According to Bados (2006), the problems with panic and agoraphobia are very frequent in clinical practice; specifically, these are the anxiety problems which people consult about most and they constitute around 50-60% of the phobia cases attended in the clinic (Bados, 2009). In general, if population data of primary health care is analyzed, numbers will show a higher prevalence than in the general population.
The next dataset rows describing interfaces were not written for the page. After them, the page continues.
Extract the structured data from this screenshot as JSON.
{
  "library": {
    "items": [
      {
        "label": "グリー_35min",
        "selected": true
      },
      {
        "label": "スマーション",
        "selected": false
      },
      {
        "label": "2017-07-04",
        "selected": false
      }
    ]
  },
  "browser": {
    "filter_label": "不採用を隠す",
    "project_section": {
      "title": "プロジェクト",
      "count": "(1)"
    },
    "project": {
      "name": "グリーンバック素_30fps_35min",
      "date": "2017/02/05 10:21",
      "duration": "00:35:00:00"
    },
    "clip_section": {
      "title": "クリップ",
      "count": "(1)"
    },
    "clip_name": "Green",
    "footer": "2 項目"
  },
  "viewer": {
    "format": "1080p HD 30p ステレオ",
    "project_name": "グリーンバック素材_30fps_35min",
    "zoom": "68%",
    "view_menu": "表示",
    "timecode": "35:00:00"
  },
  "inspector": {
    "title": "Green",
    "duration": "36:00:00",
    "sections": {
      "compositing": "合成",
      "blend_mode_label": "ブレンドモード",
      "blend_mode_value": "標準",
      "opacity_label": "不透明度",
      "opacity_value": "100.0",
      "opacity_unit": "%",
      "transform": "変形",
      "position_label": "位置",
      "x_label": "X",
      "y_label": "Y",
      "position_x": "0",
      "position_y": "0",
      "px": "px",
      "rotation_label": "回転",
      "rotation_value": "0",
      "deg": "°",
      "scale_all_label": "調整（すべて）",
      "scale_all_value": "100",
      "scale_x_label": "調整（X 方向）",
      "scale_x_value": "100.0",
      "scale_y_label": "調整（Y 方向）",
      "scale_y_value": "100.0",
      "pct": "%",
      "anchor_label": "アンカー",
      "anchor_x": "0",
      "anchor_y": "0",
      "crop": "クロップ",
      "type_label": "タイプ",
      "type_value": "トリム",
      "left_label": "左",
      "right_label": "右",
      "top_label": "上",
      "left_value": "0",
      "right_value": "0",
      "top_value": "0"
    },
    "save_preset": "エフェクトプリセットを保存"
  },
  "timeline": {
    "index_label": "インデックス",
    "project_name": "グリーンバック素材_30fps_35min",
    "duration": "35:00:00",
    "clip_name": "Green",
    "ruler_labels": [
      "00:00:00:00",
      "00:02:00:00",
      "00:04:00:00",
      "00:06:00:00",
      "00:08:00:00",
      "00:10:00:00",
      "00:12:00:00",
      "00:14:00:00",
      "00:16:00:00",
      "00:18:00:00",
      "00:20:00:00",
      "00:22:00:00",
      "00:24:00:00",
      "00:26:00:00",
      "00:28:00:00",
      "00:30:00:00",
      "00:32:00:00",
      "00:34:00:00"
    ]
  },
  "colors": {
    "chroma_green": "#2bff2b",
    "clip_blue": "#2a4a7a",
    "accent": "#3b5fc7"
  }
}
Virtual reality (VR) seems to be a good alternative regarding traditional techniques of exposure in the treatment of agoraphobia. Unlike in vivo exposure, virtual reality allows standardization and control over the exposure session parameters. Moreover, this technology is particularly useful for repeating the exposure of the feared situations as many times as necessary (Botella et al, 2004). It also prevents panic attacks, losing the risk of reinforcing the existing fear.